**Records for this task**:

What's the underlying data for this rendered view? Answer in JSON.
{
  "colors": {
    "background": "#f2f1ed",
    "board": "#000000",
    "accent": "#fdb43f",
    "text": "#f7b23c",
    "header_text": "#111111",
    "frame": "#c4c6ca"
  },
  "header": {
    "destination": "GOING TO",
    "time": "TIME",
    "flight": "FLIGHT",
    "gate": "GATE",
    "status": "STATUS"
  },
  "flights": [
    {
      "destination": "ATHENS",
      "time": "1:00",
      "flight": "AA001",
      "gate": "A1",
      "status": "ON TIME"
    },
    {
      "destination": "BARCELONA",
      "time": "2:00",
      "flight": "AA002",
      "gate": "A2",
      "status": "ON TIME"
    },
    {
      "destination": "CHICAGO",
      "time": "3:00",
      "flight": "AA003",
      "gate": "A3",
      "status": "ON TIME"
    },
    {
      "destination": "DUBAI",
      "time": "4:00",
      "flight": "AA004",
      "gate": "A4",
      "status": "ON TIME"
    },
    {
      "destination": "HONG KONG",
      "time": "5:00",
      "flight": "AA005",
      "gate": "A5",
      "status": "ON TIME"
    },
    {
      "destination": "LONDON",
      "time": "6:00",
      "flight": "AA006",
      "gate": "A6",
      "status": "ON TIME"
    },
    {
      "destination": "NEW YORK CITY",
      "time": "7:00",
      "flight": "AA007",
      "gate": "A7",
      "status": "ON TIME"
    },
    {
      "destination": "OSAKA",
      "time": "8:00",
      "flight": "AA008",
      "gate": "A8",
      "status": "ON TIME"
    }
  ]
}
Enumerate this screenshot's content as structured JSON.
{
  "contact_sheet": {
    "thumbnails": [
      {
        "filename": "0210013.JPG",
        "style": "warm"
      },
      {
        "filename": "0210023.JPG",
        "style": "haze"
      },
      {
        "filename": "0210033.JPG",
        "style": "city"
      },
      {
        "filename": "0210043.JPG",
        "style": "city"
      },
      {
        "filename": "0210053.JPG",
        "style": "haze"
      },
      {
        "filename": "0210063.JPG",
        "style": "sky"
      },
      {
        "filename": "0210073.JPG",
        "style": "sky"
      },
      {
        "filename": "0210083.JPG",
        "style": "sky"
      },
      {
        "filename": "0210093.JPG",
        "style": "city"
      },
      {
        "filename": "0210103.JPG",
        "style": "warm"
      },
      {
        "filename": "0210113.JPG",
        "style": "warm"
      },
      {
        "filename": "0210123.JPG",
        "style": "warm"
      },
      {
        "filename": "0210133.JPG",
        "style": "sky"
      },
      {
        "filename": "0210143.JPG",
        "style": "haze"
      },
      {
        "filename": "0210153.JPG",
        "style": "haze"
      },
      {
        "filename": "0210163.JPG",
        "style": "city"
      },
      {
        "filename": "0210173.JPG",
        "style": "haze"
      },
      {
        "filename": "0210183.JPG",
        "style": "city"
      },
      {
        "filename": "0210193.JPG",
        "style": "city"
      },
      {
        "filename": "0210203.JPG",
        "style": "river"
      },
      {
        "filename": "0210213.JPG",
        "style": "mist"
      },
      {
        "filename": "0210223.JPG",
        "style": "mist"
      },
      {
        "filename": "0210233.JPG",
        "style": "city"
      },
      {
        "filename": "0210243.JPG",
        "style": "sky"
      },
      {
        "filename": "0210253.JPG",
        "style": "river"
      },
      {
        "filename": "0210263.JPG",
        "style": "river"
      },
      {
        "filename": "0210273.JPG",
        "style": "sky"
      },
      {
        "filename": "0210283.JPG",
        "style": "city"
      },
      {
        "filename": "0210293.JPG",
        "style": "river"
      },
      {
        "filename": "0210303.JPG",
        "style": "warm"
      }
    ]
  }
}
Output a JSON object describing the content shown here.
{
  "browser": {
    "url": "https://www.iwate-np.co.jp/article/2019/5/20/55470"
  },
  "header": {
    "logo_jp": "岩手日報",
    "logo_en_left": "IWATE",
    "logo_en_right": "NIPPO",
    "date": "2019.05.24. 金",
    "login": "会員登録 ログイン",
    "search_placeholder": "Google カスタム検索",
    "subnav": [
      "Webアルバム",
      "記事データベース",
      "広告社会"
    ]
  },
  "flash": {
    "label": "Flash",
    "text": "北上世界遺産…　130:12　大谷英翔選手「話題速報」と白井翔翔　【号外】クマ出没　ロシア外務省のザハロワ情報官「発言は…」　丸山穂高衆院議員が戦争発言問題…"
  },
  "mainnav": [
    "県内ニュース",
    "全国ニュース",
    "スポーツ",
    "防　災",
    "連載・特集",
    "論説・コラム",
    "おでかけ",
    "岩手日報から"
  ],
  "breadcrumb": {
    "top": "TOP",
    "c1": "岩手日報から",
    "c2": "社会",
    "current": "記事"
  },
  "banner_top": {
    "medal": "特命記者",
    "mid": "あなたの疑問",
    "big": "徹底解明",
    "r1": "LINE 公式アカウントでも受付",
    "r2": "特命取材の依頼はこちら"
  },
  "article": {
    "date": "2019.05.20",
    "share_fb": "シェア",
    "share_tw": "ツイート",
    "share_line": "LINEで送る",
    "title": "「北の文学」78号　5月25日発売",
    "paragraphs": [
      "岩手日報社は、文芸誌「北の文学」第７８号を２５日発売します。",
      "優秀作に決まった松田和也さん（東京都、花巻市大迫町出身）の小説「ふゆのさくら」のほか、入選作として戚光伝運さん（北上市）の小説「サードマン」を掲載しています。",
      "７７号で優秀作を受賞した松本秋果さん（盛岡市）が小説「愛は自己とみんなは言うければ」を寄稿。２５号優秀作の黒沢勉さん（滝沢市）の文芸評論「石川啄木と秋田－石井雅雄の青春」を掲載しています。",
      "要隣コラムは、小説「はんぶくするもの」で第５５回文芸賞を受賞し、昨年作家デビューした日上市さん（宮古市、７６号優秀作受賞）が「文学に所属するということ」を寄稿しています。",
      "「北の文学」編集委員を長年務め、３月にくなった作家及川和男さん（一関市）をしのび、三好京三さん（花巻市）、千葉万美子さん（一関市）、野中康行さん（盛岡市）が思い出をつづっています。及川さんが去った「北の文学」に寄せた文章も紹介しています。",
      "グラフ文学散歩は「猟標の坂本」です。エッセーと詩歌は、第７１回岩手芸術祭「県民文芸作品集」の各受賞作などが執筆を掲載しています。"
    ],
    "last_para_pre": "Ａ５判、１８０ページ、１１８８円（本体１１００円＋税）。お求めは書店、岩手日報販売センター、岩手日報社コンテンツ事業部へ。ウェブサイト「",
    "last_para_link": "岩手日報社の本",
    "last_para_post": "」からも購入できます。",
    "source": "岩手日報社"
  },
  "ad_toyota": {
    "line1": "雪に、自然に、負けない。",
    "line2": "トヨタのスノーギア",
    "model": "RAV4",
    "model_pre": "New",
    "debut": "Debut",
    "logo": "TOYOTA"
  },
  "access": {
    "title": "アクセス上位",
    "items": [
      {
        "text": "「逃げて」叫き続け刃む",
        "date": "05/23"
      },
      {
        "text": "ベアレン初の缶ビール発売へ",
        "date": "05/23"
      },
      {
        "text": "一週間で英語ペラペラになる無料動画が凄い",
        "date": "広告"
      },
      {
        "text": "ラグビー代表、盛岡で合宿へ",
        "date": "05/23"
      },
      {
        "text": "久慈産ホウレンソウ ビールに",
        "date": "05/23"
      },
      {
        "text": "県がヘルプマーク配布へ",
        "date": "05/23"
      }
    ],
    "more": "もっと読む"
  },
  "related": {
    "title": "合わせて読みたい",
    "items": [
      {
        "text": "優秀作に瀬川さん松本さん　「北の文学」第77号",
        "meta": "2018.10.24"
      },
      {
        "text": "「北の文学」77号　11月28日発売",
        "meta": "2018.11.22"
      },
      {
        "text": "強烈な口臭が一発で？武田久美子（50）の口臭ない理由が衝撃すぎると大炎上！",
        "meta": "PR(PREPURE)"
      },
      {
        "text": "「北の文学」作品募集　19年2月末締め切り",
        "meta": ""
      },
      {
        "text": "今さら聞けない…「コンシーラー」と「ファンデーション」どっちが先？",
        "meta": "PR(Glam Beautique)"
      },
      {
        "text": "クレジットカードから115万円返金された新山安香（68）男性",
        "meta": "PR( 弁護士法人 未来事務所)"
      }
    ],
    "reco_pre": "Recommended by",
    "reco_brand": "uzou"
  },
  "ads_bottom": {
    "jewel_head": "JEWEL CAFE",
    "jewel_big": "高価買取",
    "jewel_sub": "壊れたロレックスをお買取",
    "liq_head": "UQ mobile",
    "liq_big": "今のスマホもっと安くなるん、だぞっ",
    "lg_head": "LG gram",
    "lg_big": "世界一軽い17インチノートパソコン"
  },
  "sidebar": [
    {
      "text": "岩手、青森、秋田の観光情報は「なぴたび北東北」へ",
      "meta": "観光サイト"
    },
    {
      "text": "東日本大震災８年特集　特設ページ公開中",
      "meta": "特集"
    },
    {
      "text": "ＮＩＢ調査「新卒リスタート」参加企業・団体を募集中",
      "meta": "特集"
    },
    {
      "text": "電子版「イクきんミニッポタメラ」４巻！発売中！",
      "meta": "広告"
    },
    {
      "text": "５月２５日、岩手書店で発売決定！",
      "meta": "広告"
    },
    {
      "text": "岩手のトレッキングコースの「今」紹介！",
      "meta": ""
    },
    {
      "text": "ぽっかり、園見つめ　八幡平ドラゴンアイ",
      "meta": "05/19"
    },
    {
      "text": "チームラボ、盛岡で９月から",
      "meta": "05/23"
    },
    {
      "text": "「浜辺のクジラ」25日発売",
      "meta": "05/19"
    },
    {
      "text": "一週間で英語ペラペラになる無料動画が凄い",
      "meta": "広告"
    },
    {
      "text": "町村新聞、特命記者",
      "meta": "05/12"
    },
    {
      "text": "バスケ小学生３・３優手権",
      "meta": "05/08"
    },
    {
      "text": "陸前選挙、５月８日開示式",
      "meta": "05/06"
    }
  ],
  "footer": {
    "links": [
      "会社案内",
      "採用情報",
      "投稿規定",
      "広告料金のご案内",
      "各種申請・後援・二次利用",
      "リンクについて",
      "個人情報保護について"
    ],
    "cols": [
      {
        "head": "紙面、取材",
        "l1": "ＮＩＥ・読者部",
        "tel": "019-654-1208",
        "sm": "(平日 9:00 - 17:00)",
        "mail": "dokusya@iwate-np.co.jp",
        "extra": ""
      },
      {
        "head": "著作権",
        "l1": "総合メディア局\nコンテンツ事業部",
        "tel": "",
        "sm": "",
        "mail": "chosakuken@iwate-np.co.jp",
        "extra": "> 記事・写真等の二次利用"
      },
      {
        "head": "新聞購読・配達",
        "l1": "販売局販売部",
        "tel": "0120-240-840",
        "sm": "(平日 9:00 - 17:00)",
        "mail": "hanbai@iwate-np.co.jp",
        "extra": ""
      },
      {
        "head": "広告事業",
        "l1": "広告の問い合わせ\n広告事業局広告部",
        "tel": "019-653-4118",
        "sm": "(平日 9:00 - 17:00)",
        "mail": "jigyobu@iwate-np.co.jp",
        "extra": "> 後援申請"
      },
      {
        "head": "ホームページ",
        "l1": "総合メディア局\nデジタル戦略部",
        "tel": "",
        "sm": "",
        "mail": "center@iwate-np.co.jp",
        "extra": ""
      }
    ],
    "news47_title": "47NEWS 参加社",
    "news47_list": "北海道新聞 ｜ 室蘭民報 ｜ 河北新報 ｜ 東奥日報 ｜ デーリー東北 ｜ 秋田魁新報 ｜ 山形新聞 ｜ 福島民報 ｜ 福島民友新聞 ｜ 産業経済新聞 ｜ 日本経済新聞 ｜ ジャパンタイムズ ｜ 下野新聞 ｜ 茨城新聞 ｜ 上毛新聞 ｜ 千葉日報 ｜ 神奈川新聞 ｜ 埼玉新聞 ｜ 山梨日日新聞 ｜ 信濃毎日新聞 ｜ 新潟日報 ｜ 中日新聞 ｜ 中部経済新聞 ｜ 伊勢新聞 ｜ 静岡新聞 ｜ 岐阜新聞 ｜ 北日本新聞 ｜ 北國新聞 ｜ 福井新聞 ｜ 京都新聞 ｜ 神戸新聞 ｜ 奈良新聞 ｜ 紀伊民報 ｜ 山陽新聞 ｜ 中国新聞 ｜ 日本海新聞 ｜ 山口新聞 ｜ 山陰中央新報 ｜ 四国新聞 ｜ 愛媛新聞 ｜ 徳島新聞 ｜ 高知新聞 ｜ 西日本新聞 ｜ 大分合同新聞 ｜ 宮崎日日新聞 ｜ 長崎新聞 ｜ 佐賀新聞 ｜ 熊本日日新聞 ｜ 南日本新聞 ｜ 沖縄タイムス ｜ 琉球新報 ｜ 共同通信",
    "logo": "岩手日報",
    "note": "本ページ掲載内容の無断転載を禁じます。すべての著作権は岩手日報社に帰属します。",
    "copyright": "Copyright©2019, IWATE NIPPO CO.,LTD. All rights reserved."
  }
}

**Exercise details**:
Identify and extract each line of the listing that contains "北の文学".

**Output below**:
    "title": "「北の文学」78号　5月25日発売",
      "岩手日報社は、文芸誌「北の文学」第７８号を２５日発売します。",
      "「北の文学」編集委員を長年務め、３月にくなった作家及川和男さん（一関市）をしのび、三好京三さん（花巻市）、千葉万美子さん（一関市）、野中康行さん（盛岡市）が思い出をつづっています。及川さんが去った「北の文学」に寄せた文章も紹介しています。",
        "text": "優秀作に瀬川さん松本さん　「北の文学」第77号",
        "text": "「北の文学」77号　11月28日発売",
        "text": "「北の文学」作品募集　19年2月末締め切り",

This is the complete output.